Ruby has been refinancing itself like dozens of million others when mortgages were close to a historical low. It has an interest of 3. 25 per cent on its home loan, so even if it could find a similar home for the same price, it would rise its payout significantly. A 30-year $500,000 fixed-rate mortgages interest increase to 5.5 per cent would raise the amount paid per month by approximately $700 to $3,600, plus tax and fee estimates, according to Zillow, the property information group.
As rates rise, it becomes more attractive for humans to remain in place. "As soon as the mortgages go up to five or five. With 5 per cent we will see how the lock-in effect really works", said Svenja Gudell, head of economics at Zillow. Detached home launches, which started in March at an 821,000 person per year pace, are about half what they were at the height of the real estate bubble. What's more, they're about half of what they were at the height of the year.
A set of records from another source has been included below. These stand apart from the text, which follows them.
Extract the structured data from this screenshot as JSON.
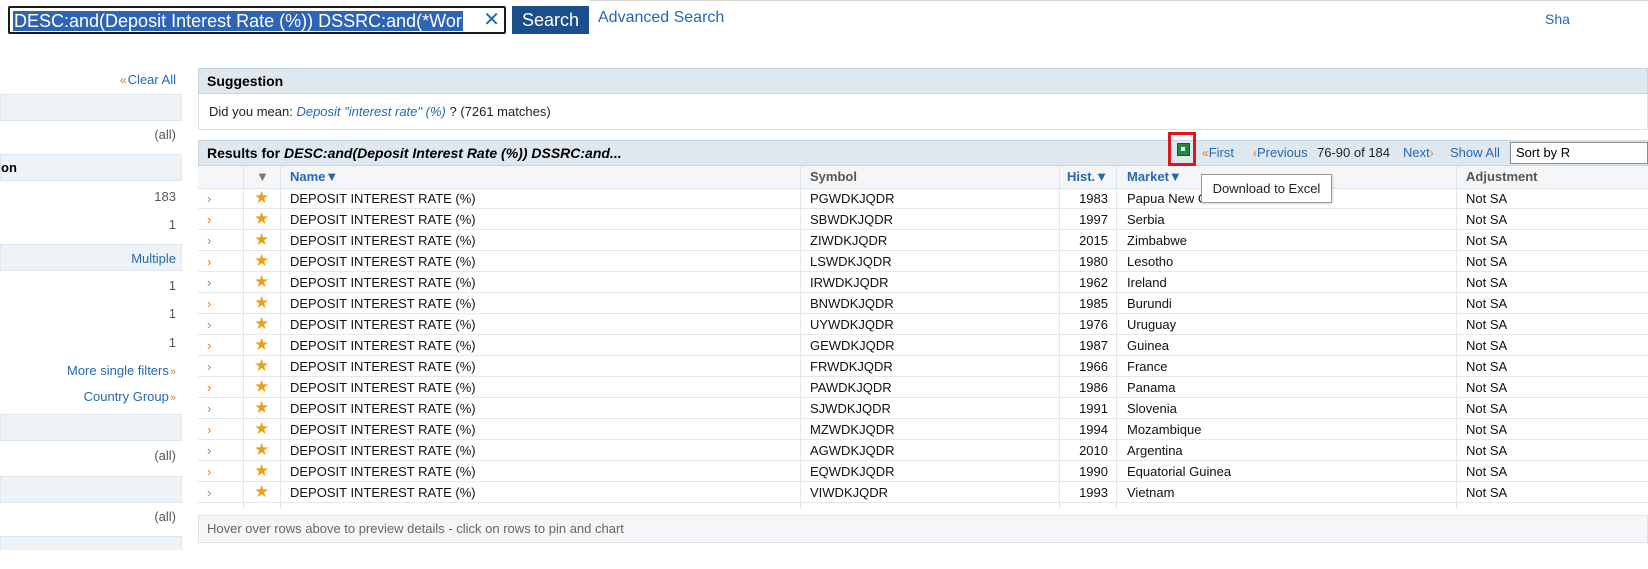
{
  "search": {
    "query": "DESC:and(Deposit Interest Rate (%)) DSSRC:and(*Wor",
    "button_label": "Search",
    "advanced_label": "Advanced Search",
    "share_label": "Sha"
  },
  "sidebar": {
    "clear_all": "Clear All",
    "section_on_label": "on",
    "values": [
      "(all)",
      "183",
      "1",
      "Multiple",
      "1",
      "1",
      "1",
      "(all)",
      "(all)"
    ],
    "more_filters": "More single filters",
    "country_group": "Country Group"
  },
  "suggestion": {
    "title": "Suggestion",
    "prefix": "Did you mean:",
    "link_text": "Deposit \"interest rate\" (%)",
    "suffix": "? (7261 matches)"
  },
  "results": {
    "label": "Results for",
    "query": "DESC:and(Deposit Interest Rate (%)) DSSRC:and...",
    "pager": {
      "first": "First",
      "previous": "Previous",
      "range": "76-90 of 184",
      "next": "Next",
      "show_all": "Show All",
      "sort_label": "Sort by R"
    },
    "tooltip": "Download to Excel",
    "columns": {
      "name": "Name",
      "symbol": "Symbol",
      "hist": "Hist.",
      "market": "Market",
      "adjustment": "Adjustment"
    },
    "rows": [
      {
        "name": "DEPOSIT INTEREST RATE (%)",
        "symbol": "PGWDKJQDR",
        "hist": "1983",
        "market": "Papua New Guinea",
        "adj": "Not SA"
      },
      {
        "name": "DEPOSIT INTEREST RATE (%)",
        "symbol": "SBWDKJQDR",
        "hist": "1997",
        "market": "Serbia",
        "adj": "Not SA"
      },
      {
        "name": "DEPOSIT INTEREST RATE (%)",
        "symbol": "ZIWDKJQDR",
        "hist": "2015",
        "market": "Zimbabwe",
        "adj": "Not SA"
      },
      {
        "name": "DEPOSIT INTEREST RATE (%)",
        "symbol": "LSWDKJQDR",
        "hist": "1980",
        "market": "Lesotho",
        "adj": "Not SA"
      },
      {
        "name": "DEPOSIT INTEREST RATE (%)",
        "symbol": "IRWDKJQDR",
        "hist": "1962",
        "market": "Ireland",
        "adj": "Not SA"
      },
      {
        "name": "DEPOSIT INTEREST RATE (%)",
        "symbol": "BNWDKJQDR",
        "hist": "1985",
        "market": "Burundi",
        "adj": "Not SA"
      },
      {
        "name": "DEPOSIT INTEREST RATE (%)",
        "symbol": "UYWDKJQDR",
        "hist": "1976",
        "market": "Uruguay",
        "adj": "Not SA"
      },
      {
        "name": "DEPOSIT INTEREST RATE (%)",
        "symbol": "GEWDKJQDR",
        "hist": "1987",
        "market": "Guinea",
        "adj": "Not SA"
      },
      {
        "name": "DEPOSIT INTEREST RATE (%)",
        "symbol": "FRWDKJQDR",
        "hist": "1966",
        "market": "France",
        "adj": "Not SA"
      },
      {
        "name": "DEPOSIT INTEREST RATE (%)",
        "symbol": "PAWDKJQDR",
        "hist": "1986",
        "market": "Panama",
        "adj": "Not SA"
      },
      {
        "name": "DEPOSIT INTEREST RATE (%)",
        "symbol": "SJWDKJQDR",
        "hist": "1991",
        "market": "Slovenia",
        "adj": "Not SA"
      },
      {
        "name": "DEPOSIT INTEREST RATE (%)",
        "symbol": "MZWDKJQDR",
        "hist": "1994",
        "market": "Mozambique",
        "adj": "Not SA"
      },
      {
        "name": "DEPOSIT INTEREST RATE (%)",
        "symbol": "AGWDKJQDR",
        "hist": "2010",
        "market": "Argentina",
        "adj": "Not SA"
      },
      {
        "name": "DEPOSIT INTEREST RATE (%)",
        "symbol": "EQWDKJQDR",
        "hist": "1990",
        "market": "Equatorial Guinea",
        "adj": "Not SA"
      },
      {
        "name": "DEPOSIT INTEREST RATE (%)",
        "symbol": "VIWDKJQDR",
        "hist": "1993",
        "market": "Vietnam",
        "adj": "Not SA"
      }
    ],
    "footer_hint": "Hover over rows above to preview details - click on rows to pin and chart"
  },
  "colors": {
    "link": "#2468b3",
    "accent_orange": "#e07a1f",
    "star": "#e8a21a",
    "header_bg": "#dfe8ef",
    "highlight_border": "#e0141e"
  }
}
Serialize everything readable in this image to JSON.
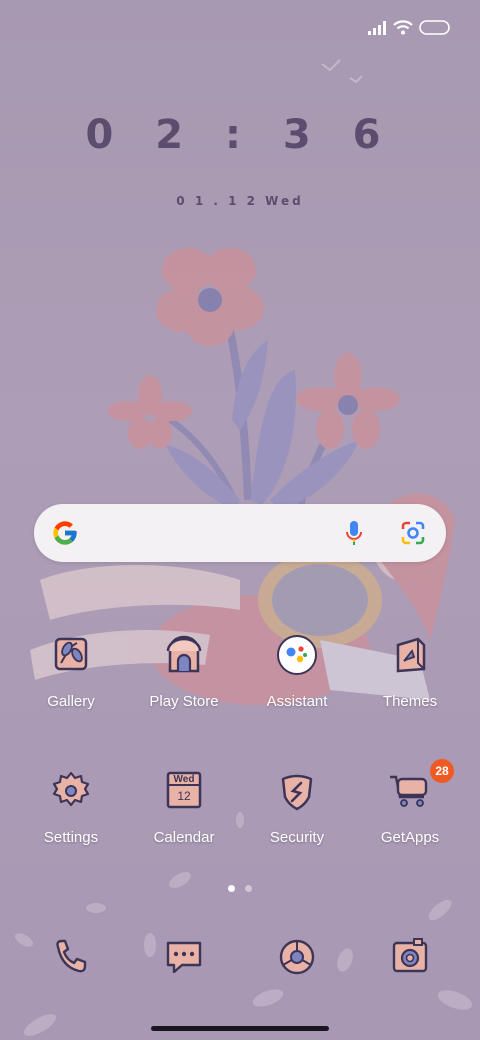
{
  "clock": {
    "time": "0 2 : 3 6",
    "date": "0 1 . 1 2  Wed"
  },
  "search": {
    "logo_icon": "google-g-icon",
    "mic_icon": "mic-icon",
    "lens_icon": "lens-icon"
  },
  "apps_row1": [
    {
      "label": "Gallery",
      "icon": "gallery-icon"
    },
    {
      "label": "Play Store",
      "icon": "play-store-icon"
    },
    {
      "label": "Assistant",
      "icon": "assistant-icon"
    },
    {
      "label": "Themes",
      "icon": "themes-icon"
    }
  ],
  "apps_row2": [
    {
      "label": "Settings",
      "icon": "settings-icon"
    },
    {
      "label": "Calendar",
      "icon": "calendar-icon",
      "day": "Wed",
      "date": "12"
    },
    {
      "label": "Security",
      "icon": "security-icon"
    },
    {
      "label": "GetApps",
      "icon": "getapps-icon",
      "badge": "28"
    }
  ],
  "pager": {
    "current": 1,
    "total": 2
  },
  "dock": [
    {
      "icon": "phone-icon"
    },
    {
      "icon": "messages-icon"
    },
    {
      "icon": "browser-icon"
    },
    {
      "icon": "camera-icon"
    }
  ],
  "colors": {
    "icon_fill": "#e8b2a6",
    "icon_stroke": "#3c3558",
    "badge": "#f05a22"
  }
}
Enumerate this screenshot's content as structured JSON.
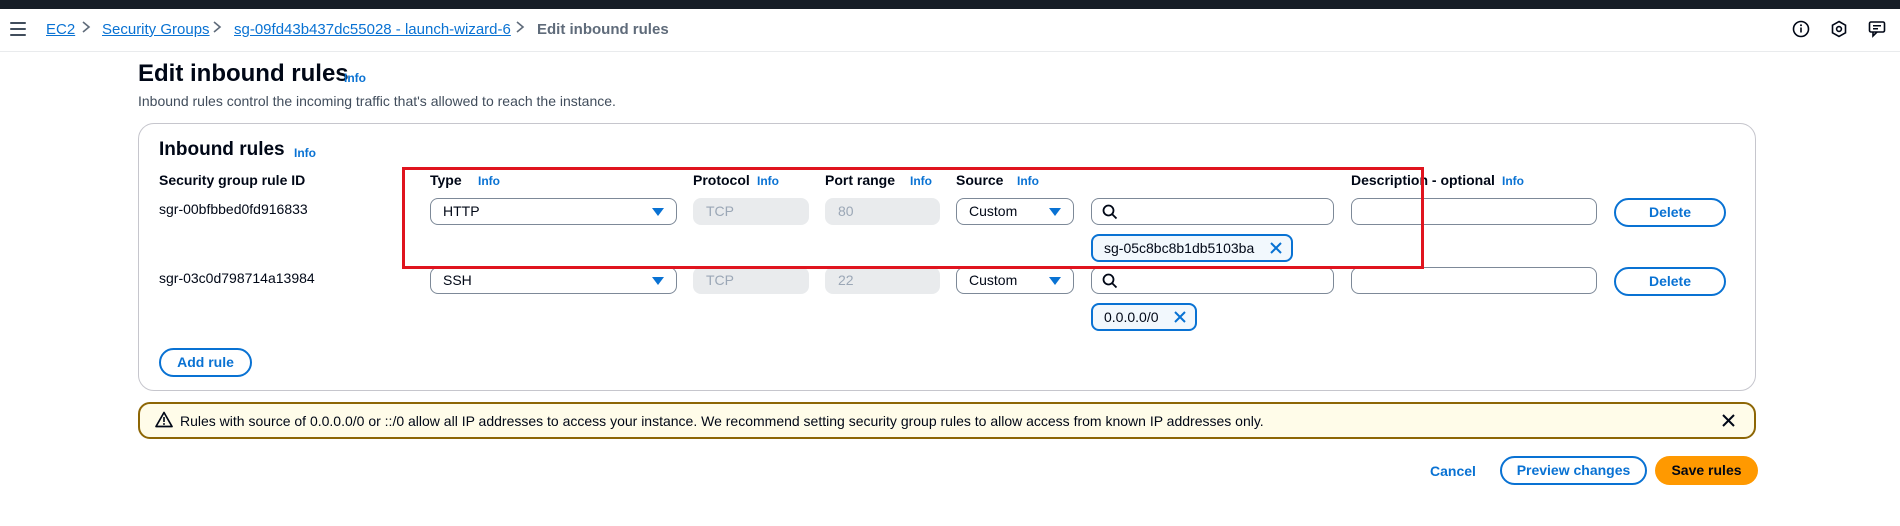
{
  "breadcrumbs": {
    "items": [
      {
        "label": "EC2"
      },
      {
        "label": "Security Groups"
      },
      {
        "label": "sg-09fd43b437dc55028 - launch-wizard-6"
      }
    ],
    "current": "Edit inbound rules"
  },
  "header_icons": [
    "info-circle-icon",
    "settings-hex-icon",
    "feedback-icon"
  ],
  "page": {
    "title": "Edit inbound rules",
    "info": "Info",
    "description": "Inbound rules control the incoming traffic that's allowed to reach the instance."
  },
  "panel": {
    "title": "Inbound rules",
    "info": "Info",
    "columns": {
      "rule_id": "Security group rule ID",
      "type": "Type",
      "protocol": "Protocol",
      "port_range": "Port range",
      "source": "Source",
      "description": "Description - optional"
    },
    "col_info": "Info",
    "rules": [
      {
        "id": "sgr-00bfbbed0fd916833",
        "type": "HTTP",
        "protocol": "TCP",
        "port_range": "80",
        "source": "Custom",
        "search_value": "",
        "token": "sg-05c8bc8b1db5103ba",
        "description": "",
        "delete_label": "Delete"
      },
      {
        "id": "sgr-03c0d798714a13984",
        "type": "SSH",
        "protocol": "TCP",
        "port_range": "22",
        "source": "Custom",
        "search_value": "",
        "token": "0.0.0.0/0",
        "description": "",
        "delete_label": "Delete"
      }
    ],
    "add_rule_label": "Add rule"
  },
  "alert": {
    "text": "Rules with source of 0.0.0.0/0 or ::/0 allow all IP addresses to access your instance. We recommend setting security group rules to allow access from known IP addresses only."
  },
  "footer": {
    "cancel_label": "Cancel",
    "preview_label": "Preview changes",
    "save_label": "Save rules"
  },
  "colors": {
    "link": "#0972d3",
    "primary": "#ff9900",
    "warning_border": "#8d6605",
    "warning_bg": "#fffce9",
    "highlight": "#e0141e"
  }
}
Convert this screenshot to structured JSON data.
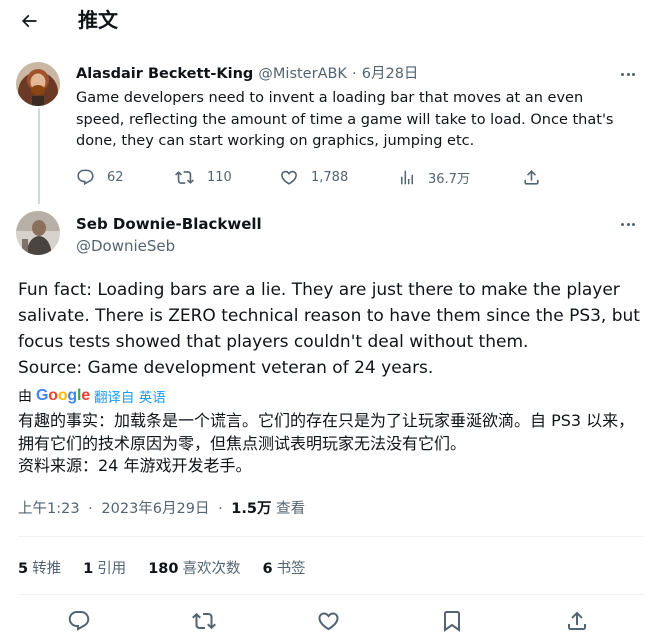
{
  "header": {
    "title": "推文",
    "back_icon": "arrow-left-icon"
  },
  "tweet1": {
    "name": "Alasdair Beckett-King",
    "handle": "@MisterABK",
    "separator": "·",
    "date": "6月28日",
    "text": "Game developers need to invent a loading bar that moves at an even speed, reflecting the amount of time a game will take to load. Once that's done, they can start working on graphics, jumping etc.",
    "actions": {
      "replies": "62",
      "retweets": "110",
      "likes": "1,788",
      "views": "36.7万"
    }
  },
  "tweet2": {
    "name": "Seb Downie-Blackwell",
    "handle": "@DownieSeb",
    "text": "Fun fact: Loading bars are a lie. They are just there to make the player salivate. There is ZERO technical reason to have them since the PS3, but focus tests showed that players couldn't deal without them.\nSource: Game development veteran of 24 years.",
    "translation_bar": {
      "by": "由",
      "google_letters": [
        "G",
        "o",
        "o",
        "g",
        "l",
        "e"
      ],
      "link": "翻译自 英语"
    },
    "translated_text": "有趣的事实：加载条是一个谎言。它们的存在只是为了让玩家垂涎欲滴。自 PS3 以来，拥有它们的技术原因为零，但焦点测试表明玩家无法没有它们。\n资料来源：24 年游戏开发老手。",
    "meta": {
      "time": "上午1:23",
      "separator1": "·",
      "date": "2023年6月29日",
      "separator2": "·",
      "views_count": "1.5万",
      "views_label": "查看"
    },
    "stats": [
      {
        "count": "5",
        "label": "转推"
      },
      {
        "count": "1",
        "label": "引用"
      },
      {
        "count": "180",
        "label": "喜欢次数"
      },
      {
        "count": "6",
        "label": "书签"
      }
    ]
  },
  "colors": {
    "google_blue": "#4285f4",
    "google_red": "#ea4335",
    "google_yellow": "#fbbc05",
    "google_green": "#34a853",
    "link_blue": "#1d9bf0",
    "muted_gray": "#536471"
  },
  "icons": {
    "reply": "reply-icon",
    "retweet": "retweet-icon",
    "like": "heart-icon",
    "views": "views-icon",
    "share": "share-icon",
    "bookmark": "bookmark-icon",
    "more": "more-icon"
  }
}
According to a 2014 survey by the Institute for Housing Studies at DePaul University, the lock-in interest rates are likely to be most marked in attractive towns with a high employment creation and higher incomes. This is because lending defaults went way up after the downturn, so that most refiners when interest rates were at their lowest tend to have better loans, larger salary checks and houses in more costly neighbourhoods.
In a more subtile way, it could also harm the business world by making it less mobile. What's more, it could make us less vulnerable to the effects of the economic crisis. As an example, some folks may find a better place to work in another town, but choose not to accept it because the wage would not compensate for the rise in the cost of mortgages. For Glenn Kelman, Managing Director of Redfin, a domestic property broker age group, this is in the shape of a continuing scarcity of existing properties.
Demolitions are bought by more poeple. Kelman said those who would normally be selling their house to get the down pay for a new one would become progressively lessors because their low-interest loans would mean additional gain in rental - converting into less buisness for him. "Those who buy a house and are selling their house are the flesh and blood of the property market, but more and more we only get half of their sales," he said.
Stocks of houses for rent have fallen by 60 per cent from its 2007 high, according to the National Association of Realtors.